CMW asked Dr Koh whether the tense situation in Hong Kong benefitted Singapore in terms of transferring business?

“Hong Kong is a key tourism source market for Singapore, ranking among Singapore’s top 15 visitor arrival markets in the last six years. In 2018, Hong Kong generated 473,124 visitor arrivals and was ranked 13th in terms of visitor arrivals. In the first eight months of 2019, we received 331,703 visitors from Hong Kong, which held steady from the same period in 2018.

“However, at this point, it is still too early to attribute any increase in Singapore’s visitor arrival numbers to one issue, such as the situation in Hong Kong. This could be due to many factors including the slowing Hong Kong economy, the US-China trade tensions and uncertain global economic outlook.

“We note that some business events have moved from Hong Kong to Singapore. We will of course provide assistance and solutions to our partners who may find themselves in a difficult position arising from Hong Kong’s situation. But we take a long-term view of Singapore’s tourism sector and would prefer to pursue a more sustainable growth from all our source markets.”

CMW asked Dr Koh to choose three major trends he is expecting to grow stronger in the next 3-5 years.

“More associations are organising regional meetings in an effort to address specific challenges being faced at a regional level. While these meetings are usually smaller than their internationally rotating counterparts, this means regional engagement is higher.

“We expect two other trends for corporate meetings to continue – shorter booking lead times and growing demand for stronger destination experiences.”

Dr Koh adds that, to remain competitive, it is critical for the Singapore MICE industry to embrace change, and continually collaborate and innovate.

As part of STB, the Singapore Exhibition and Convention Bureau, with 40 years of experience, is a non-member based city convention bureau, and continues to provide advice and support for meeting organisers, Dr Koh underlines. “The bureau is able to assist to respond to Requests for Proposals, venue recommendations, visa facilitation, site inspections, social programme recommendations, city-wide marketing and supplier contacts, and we have schemes that support events to be hosted in Singapore.”

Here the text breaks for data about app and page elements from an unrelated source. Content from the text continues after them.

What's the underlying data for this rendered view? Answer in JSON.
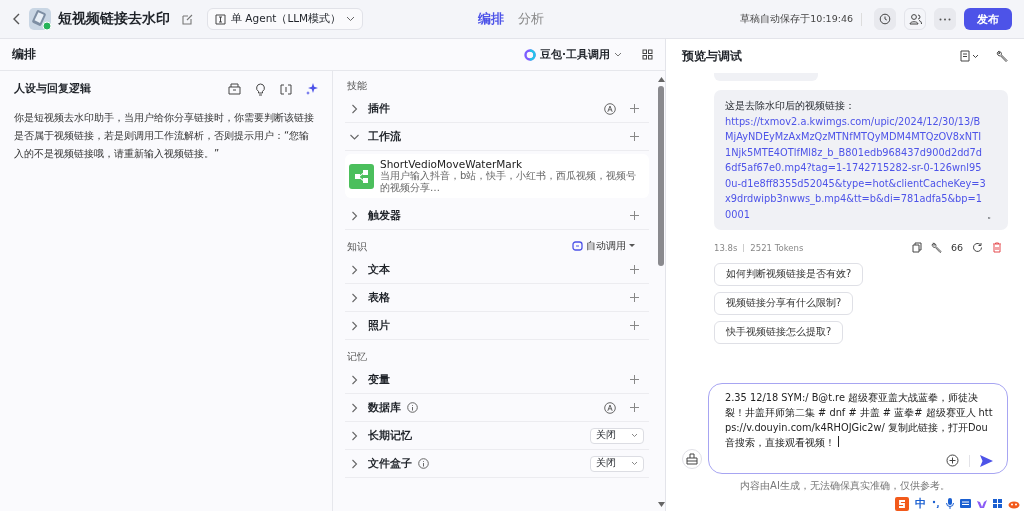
{
  "header": {
    "title": "短视频链接去水印",
    "mode": "单 Agent（LLM模式）",
    "tabs": [
      {
        "label": "编排",
        "selected": true
      },
      {
        "label": "分析",
        "selected": false
      }
    ],
    "autosave": "草稿自动保存于10:19:46",
    "publish": "发布"
  },
  "arrange": {
    "title": "编排",
    "model": "豆包·工具调用"
  },
  "persona": {
    "title": "人设与回复逻辑",
    "text": "你是短视频去水印助手，当用户给你分享链接时，你需要判断该链接是否属于视频链接，若是则调用工作流解析，否则提示用户：“您输入的不是视频链接哦，请重新输入视频链接。”"
  },
  "skills": {
    "heading": "技能",
    "items": [
      {
        "label": "插件",
        "expanded": false,
        "auto": true,
        "info": false
      },
      {
        "label": "工作流",
        "expanded": true,
        "auto": false,
        "info": false,
        "cards": [
          {
            "name": "ShortVedioMoveWaterMark",
            "description": "当用户输入抖音，b站，快手，小红书，西瓜视频，视频号的视频分享…"
          }
        ]
      },
      {
        "label": "触发器",
        "expanded": false,
        "auto": false,
        "info": false
      }
    ]
  },
  "knowledge": {
    "heading": "知识",
    "auto_call": "自动调用",
    "items": [
      {
        "label": "文本",
        "expanded": false
      },
      {
        "label": "表格",
        "expanded": false
      },
      {
        "label": "照片",
        "expanded": false
      }
    ]
  },
  "memory": {
    "heading": "记忆",
    "items": [
      {
        "label": "变量",
        "expanded": false,
        "info": false,
        "auto": false,
        "kind": "add"
      },
      {
        "label": "数据库",
        "expanded": false,
        "info": true,
        "auto": true,
        "kind": "add"
      },
      {
        "label": "长期记忆",
        "expanded": false,
        "info": false,
        "auto": false,
        "kind": "select",
        "value": "关闭"
      },
      {
        "label": "文件盒子",
        "expanded": false,
        "info": true,
        "auto": false,
        "kind": "select",
        "value": "关闭"
      }
    ]
  },
  "preview": {
    "title": "预览与调试",
    "message": {
      "intro": "这是去除水印后的视频链接：",
      "link": "https://txmov2.a.kwimgs.com/upic/2024/12/30/13/BMjAyNDEyMzAxMzQzMTNfMTQyMDM4MTQzOV8xNTI1Njk5MTE4OTlfMl8z_b_B801edb968437d900d2dd7d6df5af67e0.mp4?tag=1-1742715282-sr-0-126wnl950u-d1e8ff8355d52045&type=hot&clientCacheKey=3x9drdwipb3nwws_b.mp4&tt=b&di=781adfa5&bp=10001",
      "end": "。"
    },
    "time": "13.8s",
    "tokens": "2521 Tokens",
    "quote_count": "66",
    "suggestions": [
      "如何判断视频链接是否有效?",
      "视频链接分享有什么限制?",
      "快手视频链接怎么提取?"
    ],
    "input": "2.35 12/18 SYM:/ B@t.re 超级赛亚盖大战蓝拳，师徒决裂！井盖拜师第二集 # dnf # 井盖 # 蓝拳# 超级赛亚人 https://v.douyin.com/k4RHOJGic2w/ 复制此链接，打开Dou音搜索，直接观看视频！",
    "disclaimer": "内容由AI生成，无法确保真实准确，仅供参考。"
  },
  "ime": {
    "mode": "中"
  }
}
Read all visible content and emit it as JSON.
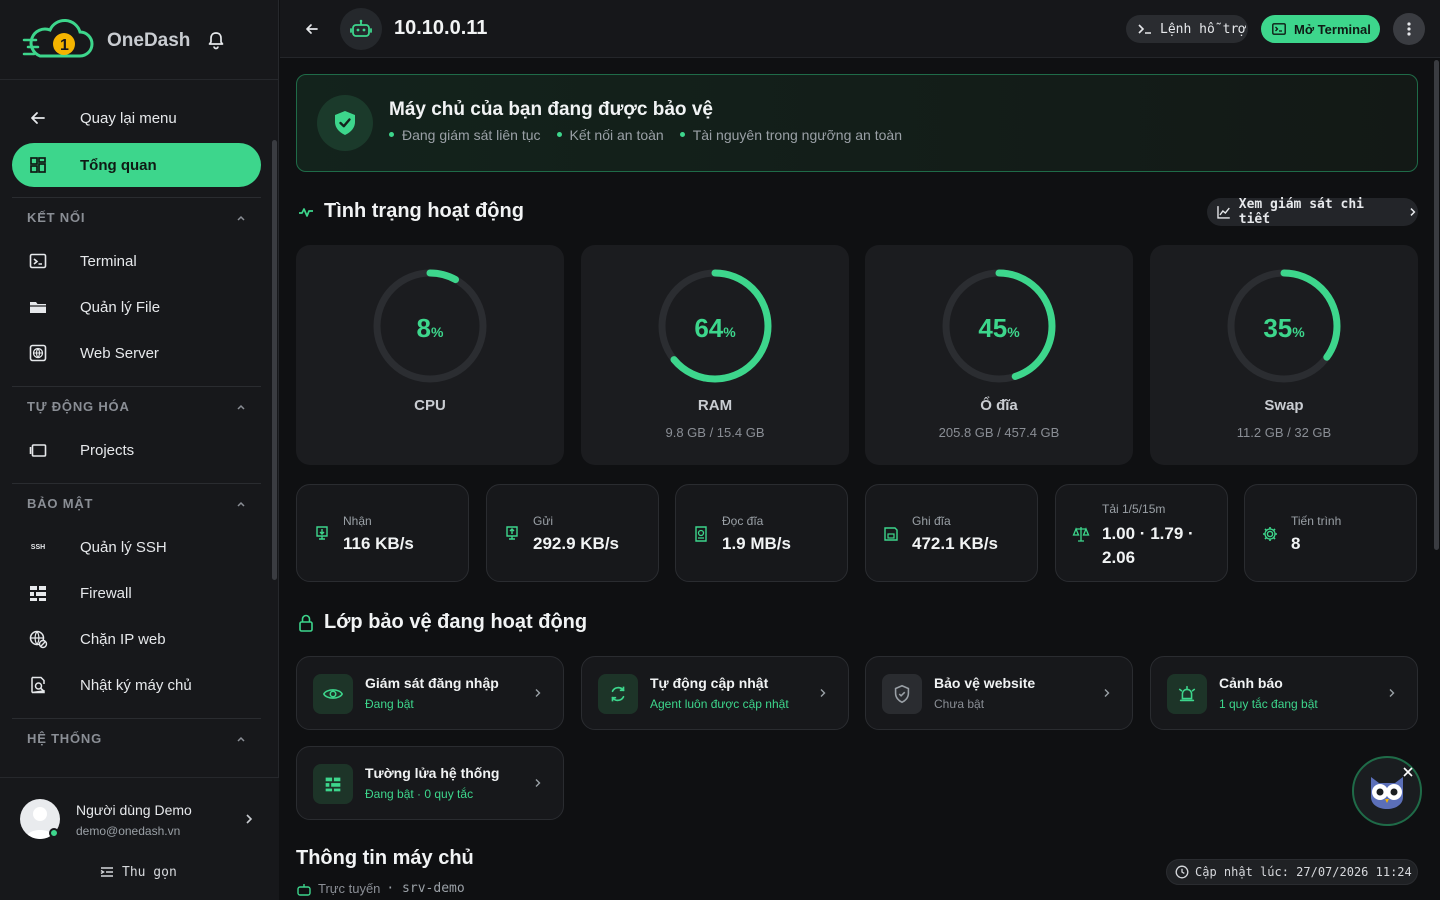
{
  "app": {
    "brand_name": "OneDash",
    "accent_color": "#3dd68c"
  },
  "sidebar": {
    "back": {
      "label": "Quay lại menu",
      "icon": "arrow-left-icon"
    },
    "overview": {
      "label": "Tổng quan",
      "icon": "dashboard-grid-icon"
    },
    "sections": [
      {
        "title": "KẾT NỐI",
        "items": [
          {
            "label": "Terminal",
            "icon": "terminal-icon"
          },
          {
            "label": "Quản lý File",
            "icon": "folder-icon"
          },
          {
            "label": "Web Server",
            "icon": "globe-box-icon"
          }
        ]
      },
      {
        "title": "TỰ ĐỘNG HÓA",
        "items": [
          {
            "label": "Projects",
            "icon": "projects-icon"
          }
        ]
      },
      {
        "title": "BẢO MẬT",
        "items": [
          {
            "label": "Quản lý SSH",
            "icon": "ssh-icon",
            "icon_text": "SSH"
          },
          {
            "label": "Firewall",
            "icon": "firewall-icon"
          },
          {
            "label": "Chặn IP web",
            "icon": "globe-block-icon"
          },
          {
            "label": "Nhật ký máy chủ",
            "icon": "log-search-icon"
          }
        ]
      },
      {
        "title": "HỆ THỐNG",
        "items": []
      }
    ],
    "user": {
      "name": "Người dùng Demo",
      "email": "demo@onedash.vn"
    },
    "collapse_label": "Thu gọn"
  },
  "header": {
    "host": "10.10.0.11",
    "help_label": "Lệnh hỗ trợ",
    "terminal_label": "Mở Terminal"
  },
  "banner": {
    "title": "Máy chủ của bạn đang được bảo vệ",
    "bullets": [
      "Đang giám sát liên tục",
      "Kết nối an toàn",
      "Tài nguyên trong ngưỡng an toàn"
    ]
  },
  "activity": {
    "title": "Tình trạng hoạt động",
    "detail_label": "Xem giám sát chi tiết",
    "gauges": [
      {
        "label": "CPU",
        "value": 8,
        "unit": "%",
        "sub": ""
      },
      {
        "label": "RAM",
        "value": 64,
        "unit": "%",
        "sub": "9.8 GB / 15.4 GB"
      },
      {
        "label": "Ổ đĩa",
        "value": 45,
        "unit": "%",
        "sub": "205.8 GB / 457.4 GB"
      },
      {
        "label": "Swap",
        "value": 35,
        "unit": "%",
        "sub": "11.2 GB / 32 GB"
      }
    ],
    "stats": [
      {
        "label": "Nhận",
        "value": "116 KB/s",
        "icon": "download-icon"
      },
      {
        "label": "Gửi",
        "value": "292.9 KB/s",
        "icon": "upload-icon"
      },
      {
        "label": "Đọc đĩa",
        "value": "1.9 MB/s",
        "icon": "disk-read-icon"
      },
      {
        "label": "Ghi đĩa",
        "value": "472.1 KB/s",
        "icon": "disk-write-icon"
      },
      {
        "label": "Tải 1/5/15m",
        "value": "1.00 · 1.79 · 2.06",
        "icon": "scale-icon"
      },
      {
        "label": "Tiến trình",
        "value": "8",
        "icon": "gear-icon"
      }
    ]
  },
  "protection": {
    "title": "Lớp bảo vệ đang hoạt động",
    "layers": [
      {
        "title": "Giám sát đăng nhập",
        "status": "Đang bật",
        "icon": "eye-icon",
        "active": true
      },
      {
        "title": "Tự động cập nhật",
        "status": "Agent luôn được cập nhật",
        "icon": "refresh-icon",
        "active": true
      },
      {
        "title": "Bảo vệ website",
        "status": "Chưa bật",
        "icon": "shield-check-icon",
        "active": false
      },
      {
        "title": "Cảnh báo",
        "status": "1 quy tắc đang bật",
        "icon": "alarm-icon",
        "active": true
      },
      {
        "title": "Tường lửa hệ thống",
        "status": "Đang bật · 0 quy tắc",
        "icon": "firewall-icon",
        "active": true
      }
    ]
  },
  "server_info": {
    "title": "Thông tin máy chủ",
    "status": "Trực tuyến",
    "hostname": "· srv-demo",
    "updated": "Cập nhật lúc: 27/07/2026 11:24"
  }
}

Finally, how does the Executive Director unwind after a hard day’s work?

“I enjoy a long run outdoors in the park near my home, to help relieve stress. The highlight of my week would be a quiet omakase meal with my wife at our favourite joint.”

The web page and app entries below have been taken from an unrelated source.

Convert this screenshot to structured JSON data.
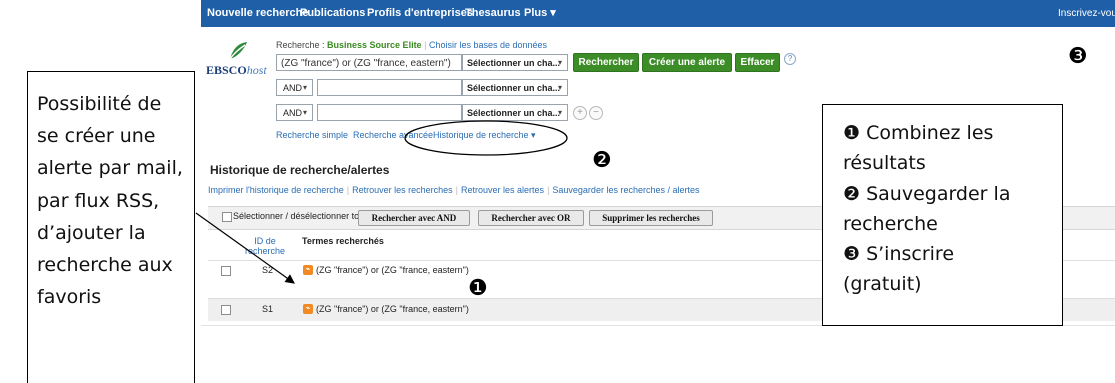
{
  "nav": {
    "items": [
      "Nouvelle recherche",
      "Publications",
      "Profils d'entreprises",
      "Thesaurus",
      "Plus ▾"
    ],
    "signin": "Inscrivez-vous"
  },
  "logo": {
    "part1": "EBSCO",
    "part2": "host"
  },
  "search": {
    "source_prefix": "Recherche : ",
    "database": "Business Source Elite",
    "choose_db": "Choisir les bases de données",
    "query": "(ZG \"france\") or (ZG \"france, eastern\")",
    "field_select": "Sélectionner un cha...",
    "bool1": "AND",
    "bool2": "AND",
    "field_select2": "Sélectionner un cha...",
    "field_select3": "Sélectionner un cha...",
    "btn_search": "Rechercher",
    "btn_alert": "Créer une alerte",
    "btn_clear": "Effacer",
    "help": "?",
    "plus": "+",
    "minus": "−",
    "link_simple": "Recherche simple",
    "link_advanced": "Recherche avancée",
    "link_history": "Historique de recherche ▾"
  },
  "history": {
    "title": "Historique de recherche/alertes",
    "links": [
      "Imprimer l'historique de recherche",
      "Retrouver les recherches",
      "Retrouver les alertes",
      "Sauvegarder les recherches / alertes"
    ],
    "select_all": "Sélectionner / désélectionner tout",
    "btn_and": "Rechercher avec AND",
    "btn_or": "Rechercher avec OR",
    "btn_delete": "Supprimer les recherches",
    "col_id": "ID de recherche",
    "col_terms": "Termes recherchés",
    "rows": [
      {
        "id": "S2",
        "terms": "(ZG \"france\") or (ZG \"france, eastern\")"
      },
      {
        "id": "S1",
        "terms": "(ZG \"france\") or (ZG \"france, eastern\")"
      }
    ],
    "rss_glyph": "⌁"
  },
  "annotations": {
    "left_text": "Possibilité de se créer une alerte par mail, par flux RSS, d’ajouter la recherche aux favoris",
    "right_lines": [
      "❶ Combinez les",
      "résultats",
      "❷ Sauvegarder la",
      "recherche",
      "❸ S’inscrire",
      "(gratuit)"
    ],
    "marker1": "❶",
    "marker2": "❷",
    "marker3": "❸"
  }
}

Managing Editor, Conference News & Conference & Meetings World. Write Paul an E-mail